After the ancestral reveal, the program opens to a discussion on the promise and limitations of genomic research and ancestral inference genetic testing. Panelists include Aravinda Chakravarti, professor, McKusick-Nathans Institute of Genetic Medicine, Johns Hopkins University; Charmaine Royal, faculty, Institute for Genome Sciences & Policy, and associate research professor, Department of African and African American Studies, Duke University; and Joanna Mountain, senior director of research, 23andMe. The panel moderator is Vence Bonham, associate investigator, National Human Genome Research Institute.
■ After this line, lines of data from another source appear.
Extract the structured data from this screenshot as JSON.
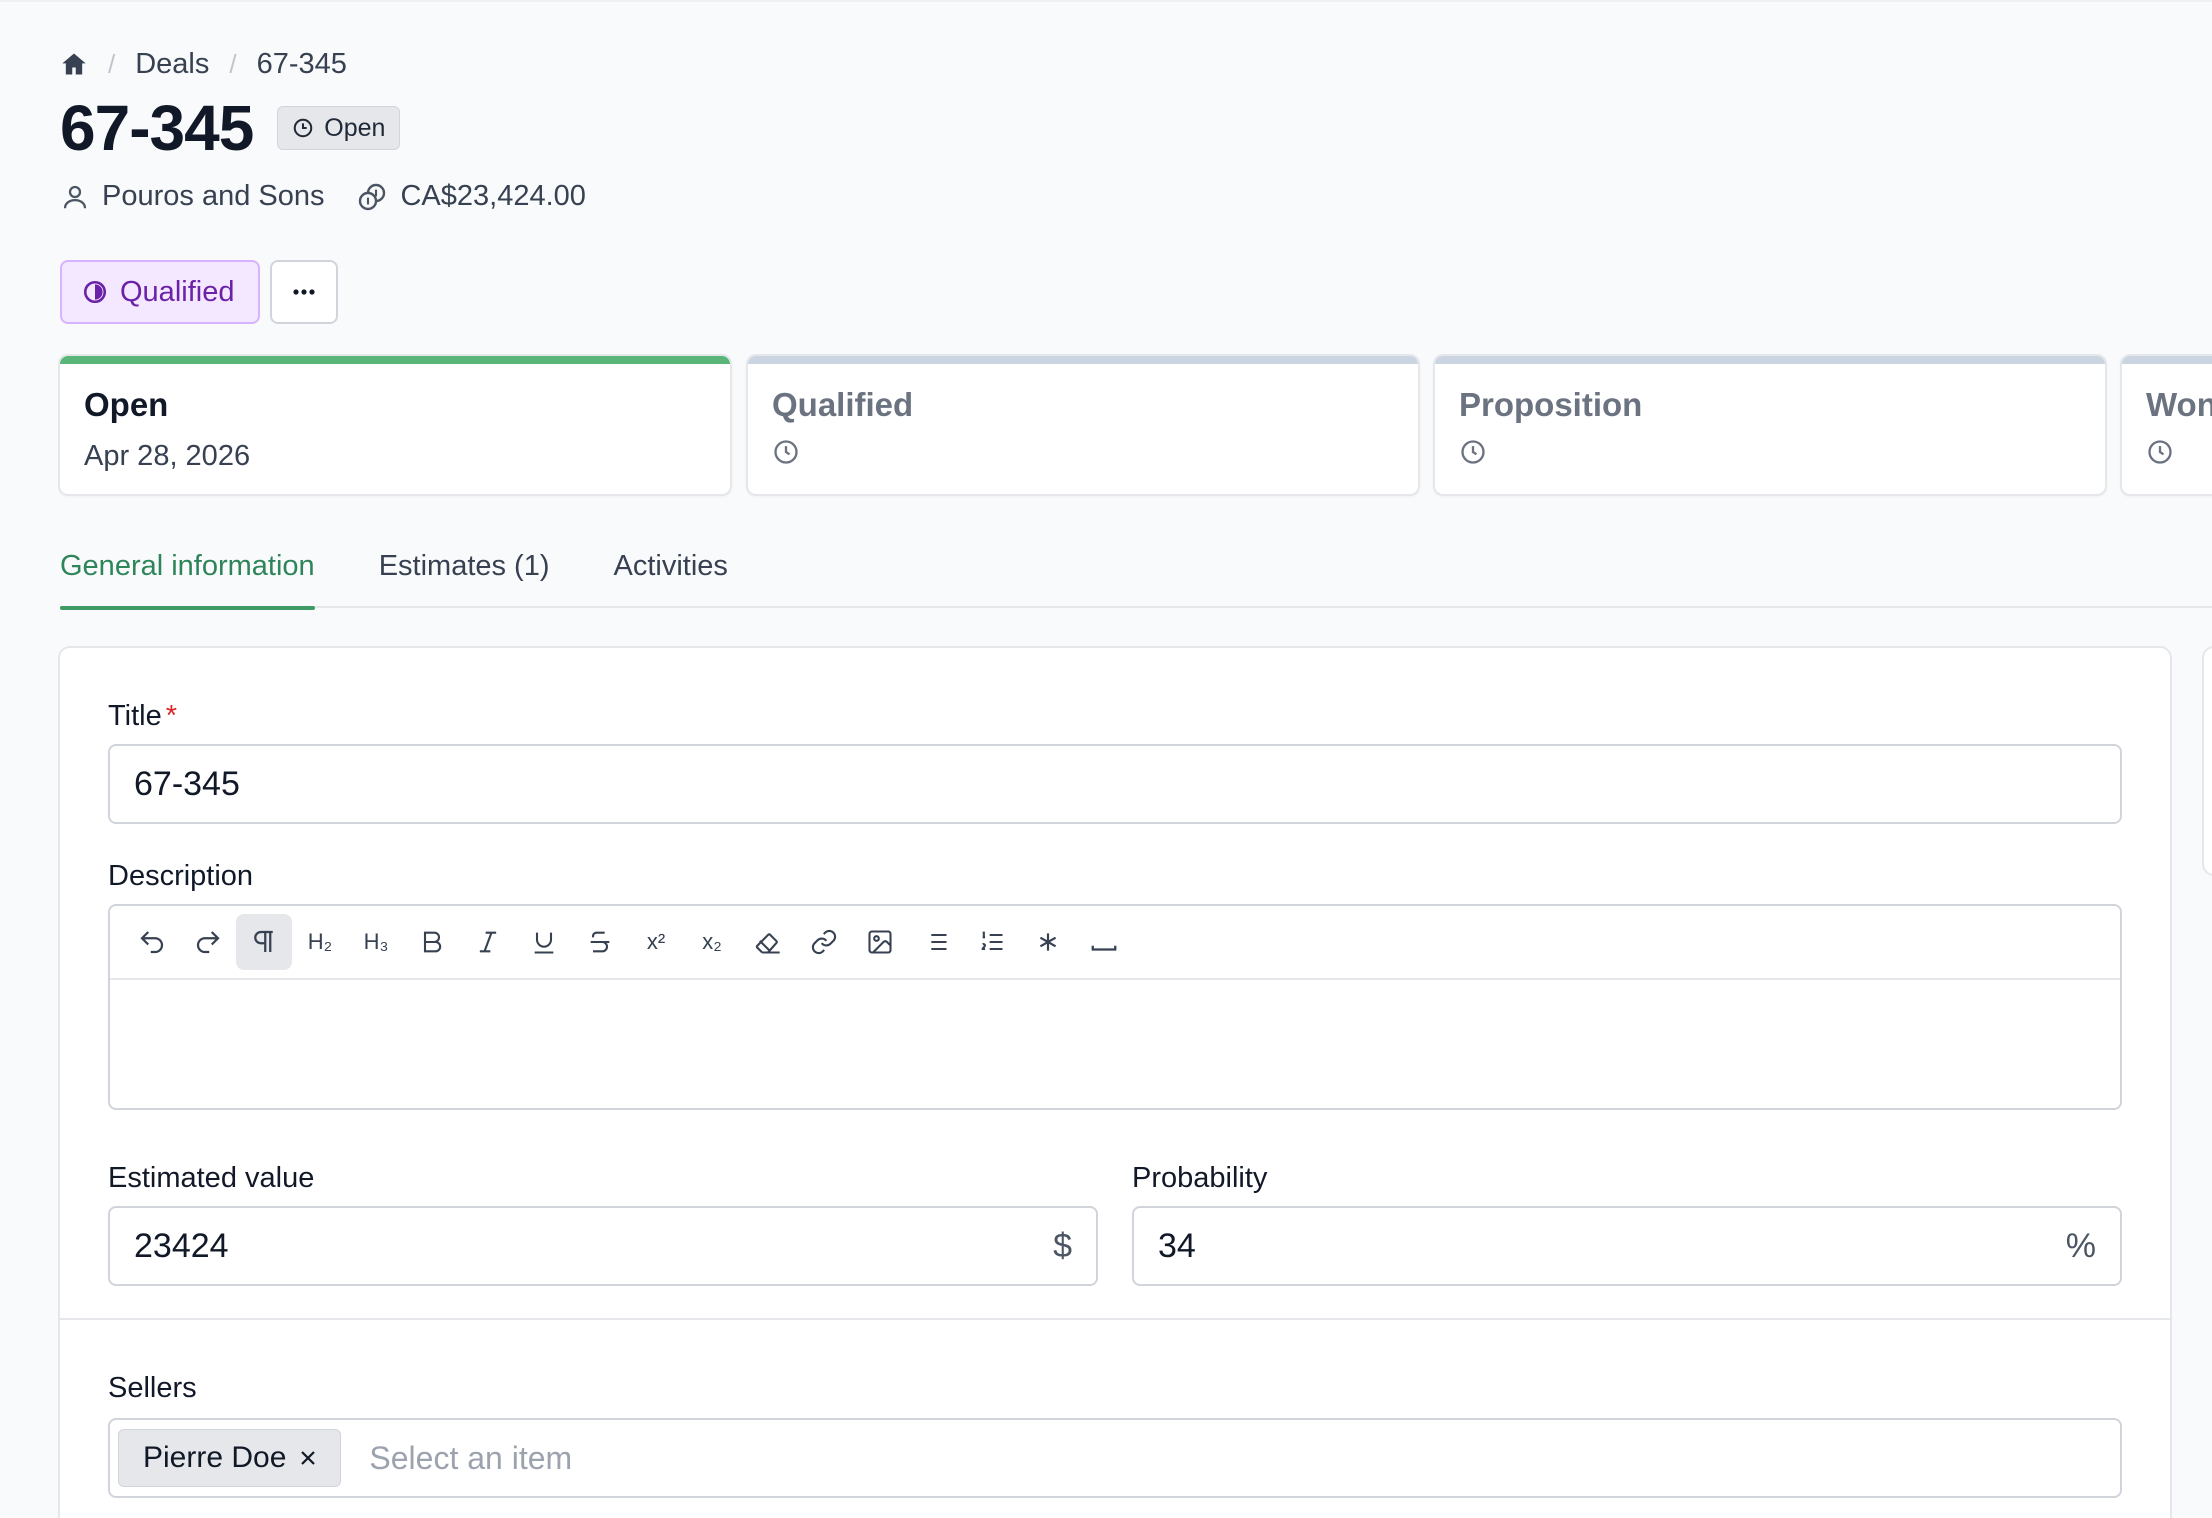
{
  "breadcrumb": {
    "home_icon": "home-icon",
    "section": "Deals",
    "current": "67-345"
  },
  "header": {
    "title": "67-345",
    "status": "Open",
    "company": "Pouros and Sons",
    "amount": "CA$23,424.00"
  },
  "actions": {
    "stage_label": "Qualified",
    "more_icon": "ellipsis-icon"
  },
  "pipeline": [
    {
      "name": "Open",
      "date": "Apr 28, 2026",
      "active": true
    },
    {
      "name": "Qualified",
      "active": false
    },
    {
      "name": "Proposition",
      "active": false
    },
    {
      "name": "Won",
      "active": false
    }
  ],
  "tabs": [
    {
      "label": "General information",
      "active": true
    },
    {
      "label": "Estimates (1)",
      "active": false
    },
    {
      "label": "Activities",
      "active": false
    }
  ],
  "form": {
    "title_label": "Title",
    "title_required_mark": "*",
    "title_value": "67-345",
    "description_label": "Description",
    "toolbar_tools": [
      "undo",
      "redo",
      "paragraph",
      "heading-2",
      "heading-3",
      "bold",
      "italic",
      "underline",
      "strikethrough",
      "superscript",
      "subscript",
      "clear-format",
      "link",
      "image",
      "bullet-list",
      "ordered-list",
      "asterisk",
      "horizontal-rule"
    ],
    "toolbar_text": {
      "h2": "H₂",
      "h3": "H₃",
      "sup": "x²",
      "sub": "x₂"
    },
    "estimated_value_label": "Estimated value",
    "estimated_value": "23424",
    "currency_suffix": "$",
    "probability_label": "Probability",
    "probability_value": "34",
    "probability_suffix": "%",
    "sellers_label": "Sellers",
    "seller_chip": "Pierre Doe",
    "sellers_placeholder": "Select an item"
  },
  "colors": {
    "accent_green": "#3f9b63",
    "qualified_purple": "#6b21a8",
    "required_red": "#dc2626"
  }
}
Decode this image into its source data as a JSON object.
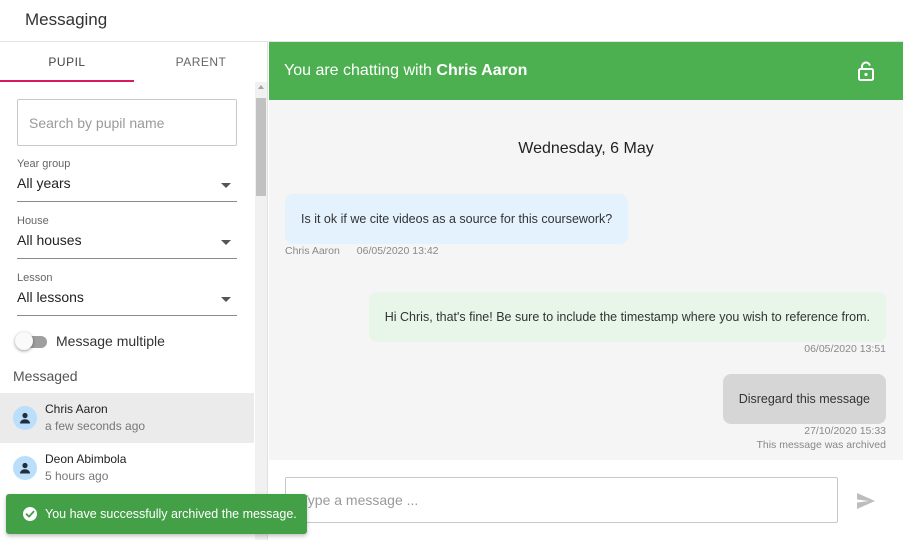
{
  "app": {
    "title": "Messaging"
  },
  "tabs": [
    {
      "label": "PUPIL",
      "active": true
    },
    {
      "label": "PARENT",
      "active": false
    }
  ],
  "search": {
    "placeholder": "Search by pupil name",
    "value": ""
  },
  "filters": [
    {
      "label": "Year group",
      "value": "All years"
    },
    {
      "label": "House",
      "value": "All houses"
    },
    {
      "label": "Lesson",
      "value": "All lessons"
    }
  ],
  "toggle": {
    "label": "Message multiple",
    "on": false
  },
  "messaged": {
    "label": "Messaged",
    "contacts": [
      {
        "name": "Chris Aaron",
        "time": "a few seconds ago",
        "selected": true
      },
      {
        "name": "Deon Abimbola",
        "time": "5 hours ago",
        "selected": false
      }
    ]
  },
  "chat": {
    "header_prefix": "You are chatting with",
    "header_name": "Chris Aaron",
    "date": "Wednesday, 6 May",
    "messages": [
      {
        "direction": "in",
        "text": "Is it ok if we cite videos as a source for this coursework?",
        "sender": "Chris Aaron",
        "timestamp": "06/05/2020 13:42"
      },
      {
        "direction": "out",
        "text": "Hi Chris, that's fine! Be sure to include the timestamp where you wish to reference from.",
        "timestamp": "06/05/2020 13:51"
      },
      {
        "direction": "out",
        "text": "Disregard this message",
        "timestamp": "27/10/2020 15:33",
        "note": "This message was archived"
      }
    ]
  },
  "composer": {
    "placeholder": "Type a message ...",
    "value": ""
  },
  "toast": {
    "message": "You have successfully archived the message."
  },
  "colors": {
    "header": "#4caf50",
    "tab_underline": "#d81b60",
    "toast": "#43a047",
    "incoming_bubble": "#e3f2fd",
    "outgoing_bubble": "#e8f5e9",
    "archived_bubble": "#d6d6d6"
  },
  "icons": {
    "lock": "lock-open-icon",
    "send": "send-icon",
    "avatar": "person-icon",
    "toast": "check-circle-icon"
  }
}
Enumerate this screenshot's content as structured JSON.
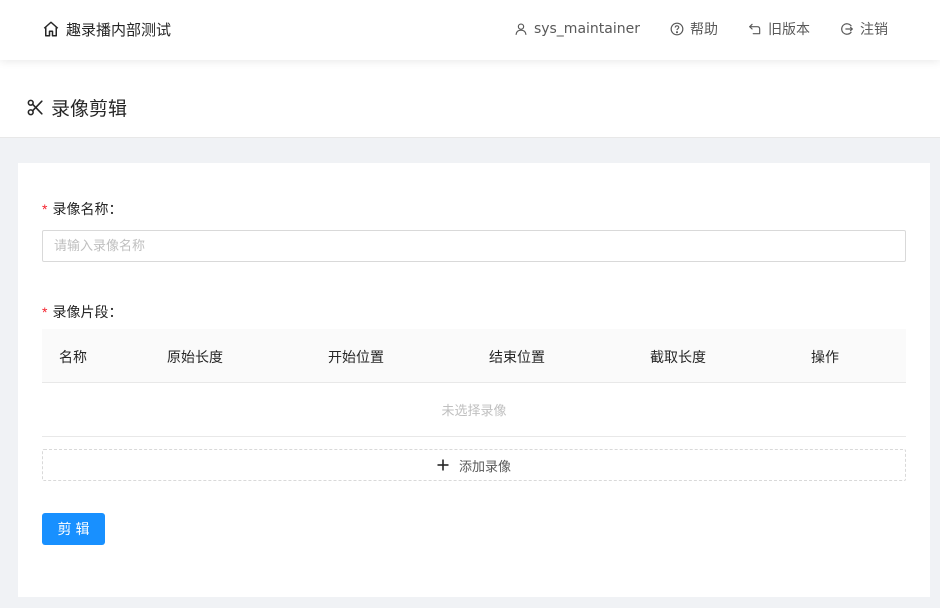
{
  "header": {
    "brand_title": "趣录播内部测试",
    "nav": [
      {
        "label": "sys_maintainer",
        "icon": "user-icon"
      },
      {
        "label": "帮助",
        "icon": "question-circle-icon"
      },
      {
        "label": "旧版本",
        "icon": "rollback-icon"
      },
      {
        "label": "注销",
        "icon": "logout-icon"
      }
    ]
  },
  "page": {
    "title": "录像剪辑",
    "icon": "scissor-icon"
  },
  "form": {
    "name_label": "录像名称：",
    "name_placeholder": "请输入录像名称",
    "name_value": "",
    "segments_label": "录像片段：",
    "table": {
      "columns": [
        "名称",
        "原始长度",
        "开始位置",
        "结束位置",
        "截取长度",
        "操作"
      ],
      "empty_text": "未选择录像"
    },
    "add_label": "添加录像",
    "submit_label": "剪辑"
  },
  "colors": {
    "primary": "#1890ff",
    "required": "#f5222d",
    "border": "#d9d9d9"
  }
}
A question-and-answer session with the audience follows.

Gates is the Alphonse Fletcher University Professor at Harvard University, and director of the W.E.B. Du Bois Institute for African and African American Research. 

Programming is made possible thanks to generous grants and gifts made through the Foundation for the National Institutes of Health.

Presented in partnership with the National Museum of African American History and Culture, National Museum of Natural History, National Human Genome Research Institute, National Institutes of Health, and the Foundation for the National Institutes of Health.